We use genetic assays to suggest that transcription-coupled repair or new origin formation in Escherichia coli involves removal of RNAP to create an RNA primer for DNA synthesis. Transcription factor DksA was shown to play a role in numerous reactions involving RNA polymerase. Some, but not all, of the activities of DksA at promoters or during transcription elongation require (p)ppGpp. In addition to its role during transcription, DksA is also involved in maintaining genome integrity. Cells lacking DksA are sensitive to multiple DNA damaging agents including UV light, ionizing radiation, mitomycin C, and nalidixic acid. Here, we focus on two recent studies addressing the importance of DksA in the repair of double-strand breaks (DSBs), one by Sivaramakrishnan et al. (Nature 550:214-218, 2017) and one originating in our laboratory, Myka et al. (Mol Microbiol 111:1382-1397. https://doi.org/10.1111/mmi.14227 , 2019). It appears that depending on the type and possibly location of DNA damage, DksA can play either a passive or an active role in DSB repair. The passive role relies on exclusion of anti-backtracking factors from the RNAP secondary channel. The exact mechanism of active DksA-mediated DNA repair is unknown. However, DksA was proposed to destabilize transcription complexes, thus clearing the way for recombination and DNA repair. Based on the requirement for DksA, both in repair of DSBs and the R-loop-dependent formation of new origins of DNA replication, we propose that DksA may allow for removal of RNAP without unwinding of the RNA:DNA hybrid, which can then be extended by a DNA polymerase. This mechanism obviates the need for RNAP backtracking to repair damaged DNA.

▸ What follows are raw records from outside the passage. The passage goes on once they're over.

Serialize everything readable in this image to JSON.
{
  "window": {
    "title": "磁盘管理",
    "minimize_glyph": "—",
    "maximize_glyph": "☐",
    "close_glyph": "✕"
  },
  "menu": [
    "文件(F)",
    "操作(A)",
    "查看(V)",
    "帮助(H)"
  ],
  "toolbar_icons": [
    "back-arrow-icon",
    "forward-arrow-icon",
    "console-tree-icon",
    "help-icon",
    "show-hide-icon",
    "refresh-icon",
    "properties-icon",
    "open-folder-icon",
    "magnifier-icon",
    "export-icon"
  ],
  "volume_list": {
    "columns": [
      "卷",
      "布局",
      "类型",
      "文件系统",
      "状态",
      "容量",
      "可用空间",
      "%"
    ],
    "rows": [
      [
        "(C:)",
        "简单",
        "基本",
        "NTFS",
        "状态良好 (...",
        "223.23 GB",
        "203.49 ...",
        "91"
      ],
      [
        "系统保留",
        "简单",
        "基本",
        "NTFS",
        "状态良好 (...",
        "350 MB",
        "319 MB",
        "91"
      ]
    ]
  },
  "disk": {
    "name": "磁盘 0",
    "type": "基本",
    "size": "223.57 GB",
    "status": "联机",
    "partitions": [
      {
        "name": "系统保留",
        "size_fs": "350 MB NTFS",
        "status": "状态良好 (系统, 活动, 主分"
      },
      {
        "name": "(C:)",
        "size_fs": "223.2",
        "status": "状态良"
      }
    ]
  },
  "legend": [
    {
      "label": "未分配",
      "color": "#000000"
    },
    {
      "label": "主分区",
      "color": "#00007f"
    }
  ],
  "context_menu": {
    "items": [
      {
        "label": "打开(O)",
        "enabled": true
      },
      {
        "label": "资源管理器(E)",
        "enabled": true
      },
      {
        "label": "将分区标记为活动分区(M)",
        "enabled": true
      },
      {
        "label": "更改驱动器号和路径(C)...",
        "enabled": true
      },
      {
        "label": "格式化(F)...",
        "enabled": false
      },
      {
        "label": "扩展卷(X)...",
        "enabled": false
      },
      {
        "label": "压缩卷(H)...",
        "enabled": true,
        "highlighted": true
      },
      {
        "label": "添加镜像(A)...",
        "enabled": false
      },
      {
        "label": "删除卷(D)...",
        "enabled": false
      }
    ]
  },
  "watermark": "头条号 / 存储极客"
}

Keywords: (p)ppGpp; Anti-backtracking factors; Double-strand break repair; Nalidixic acid; Phleomycin; Replication–transcription conflicts; Transcription factor DksA; Type II topoisomerase.